You hired a staffing firm to provide you with entry level workers to manufacture screws for a 3-month government contract you just won. You will not recruit, hire, fire, supervise, or discipline the employees. There might be a longer term opportunity for them after the three months if the contract gets extended. While this solution solves your labor supply concerns, you also need to consider other compliance issues. For example, what should you do when it comes to your Annual Affirmative Action Plan (AAP)? Should these workers be included in your AAP?
To make this decision, you will want to examine whether these workers are considered “employees” since OFCCP regulations provide that all employees must be included in a covered contractor’s AAP. The OFCCP relies on the “common law agency” test for determining who is an employee under OFCCP programs unless otherwise defined in agency regulations or reports. OFCCP’s Federal Contractor Compliance Manual includes the following explanation:

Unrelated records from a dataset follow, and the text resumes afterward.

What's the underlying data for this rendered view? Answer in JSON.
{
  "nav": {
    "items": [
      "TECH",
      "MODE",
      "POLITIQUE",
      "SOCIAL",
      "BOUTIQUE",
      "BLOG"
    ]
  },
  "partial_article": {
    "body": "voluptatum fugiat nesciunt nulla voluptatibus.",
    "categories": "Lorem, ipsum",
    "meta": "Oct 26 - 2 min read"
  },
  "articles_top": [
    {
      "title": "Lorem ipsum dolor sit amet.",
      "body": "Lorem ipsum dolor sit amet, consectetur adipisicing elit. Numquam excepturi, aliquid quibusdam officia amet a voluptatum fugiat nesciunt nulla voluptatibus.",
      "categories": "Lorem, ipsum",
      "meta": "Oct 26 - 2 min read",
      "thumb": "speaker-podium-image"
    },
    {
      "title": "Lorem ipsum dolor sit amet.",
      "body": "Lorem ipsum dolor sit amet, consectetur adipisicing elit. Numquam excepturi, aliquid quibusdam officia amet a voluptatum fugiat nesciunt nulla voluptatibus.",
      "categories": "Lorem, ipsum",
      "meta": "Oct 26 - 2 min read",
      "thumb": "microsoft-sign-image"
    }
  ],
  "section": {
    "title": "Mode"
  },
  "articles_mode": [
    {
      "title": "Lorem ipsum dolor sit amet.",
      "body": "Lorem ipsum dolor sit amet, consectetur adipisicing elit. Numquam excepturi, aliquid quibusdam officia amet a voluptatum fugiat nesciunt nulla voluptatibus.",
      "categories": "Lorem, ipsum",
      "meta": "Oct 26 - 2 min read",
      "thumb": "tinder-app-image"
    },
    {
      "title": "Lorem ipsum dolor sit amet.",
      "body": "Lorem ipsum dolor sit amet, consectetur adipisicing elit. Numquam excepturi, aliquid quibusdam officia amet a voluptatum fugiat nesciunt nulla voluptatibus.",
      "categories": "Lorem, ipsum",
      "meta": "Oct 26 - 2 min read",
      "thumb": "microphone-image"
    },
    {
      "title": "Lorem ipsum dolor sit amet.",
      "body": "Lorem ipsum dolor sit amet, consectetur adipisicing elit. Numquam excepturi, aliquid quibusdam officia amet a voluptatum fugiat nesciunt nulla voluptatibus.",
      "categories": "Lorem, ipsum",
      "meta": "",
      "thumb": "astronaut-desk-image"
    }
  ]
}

The “common law agency” test generally relates to whether the employer controls the means and manner of the worker’s performance. This determination requires consideration of all circumstances in the relationship between the parties such as: the skill required for the job, who provides required equipment or tools, the location of the work, the duration of the relationship between the parties, the right to assign additional projects, scheduling work hours, the method of payment, the provision of employee benefits and the tax treatment of the hired party. See Nationwide Mut. Ins. Co. v. Darden, 503 U.S. 318, 323-24 (1992).

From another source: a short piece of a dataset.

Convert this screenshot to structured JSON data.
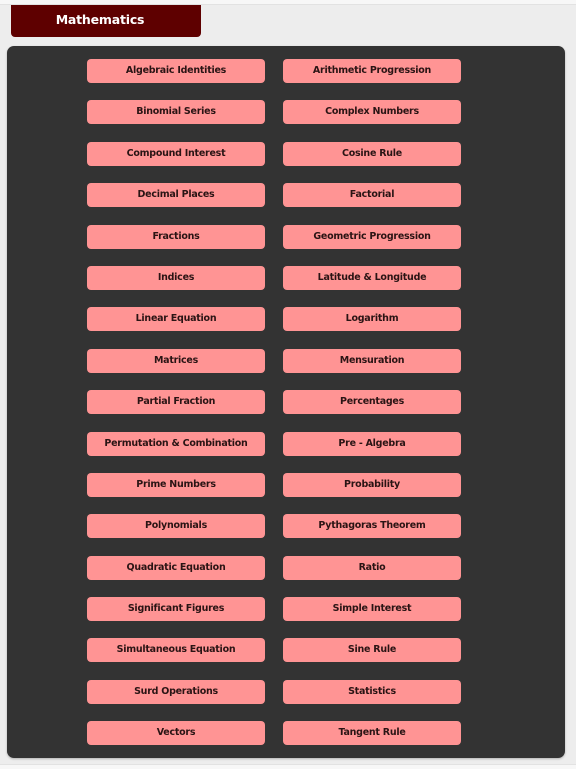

Given this definition, you have an argument that the temporary workers you are using may not be your employees in this case, and therefore it’s possible you do not need to include these workers in your annual AAP while they are employed by the temporary staffing firm.
Nothing is that simple in HR, so let’s see what happens if you hire them directly after three months because the contract gets extended by two more years? Although this may not be the answer you want to hear, ideally, you should recruit for these permanent positions the same way you would for any other job opening, even if the current temp workforce is wonderful and you just want to hire them all. You should list these employment openings with the state employment delivery system (state job bank), engage in appropriate outreach and recruitment activities, track applicant flow, and include any selection decisions in your AAP data analyses.
Not to add another complication, but what should you do if you are responsible for recruiting, hiring, firing, supervising, or disciplining the temporary employees from the very beginning? In this case, under the common law agency test relied on by OFCCP, the workers may need to be included in your AAP, even though they are being paid by someone else. This is because you are exerting more control over the workers than in the initial example. In this situation, you will want to consider whether the temporary job opening is being posted with the State, who is responsible for gathering and maintaining applicant flow data, and what access you will have to data in case OFCCP asks for it during a compliance review. To achieve compliance in this example, contractors need to be proactive and discuss these obligations with staffing firms up front. Confirming the solution in any written agreement with the staffing firm is also a good idea.
Hiring temporary employees—in a way that is compliant with OFCCP regulations—requires more work than most organizations realize, but by being proactive, you can stay in compliance with all requirements.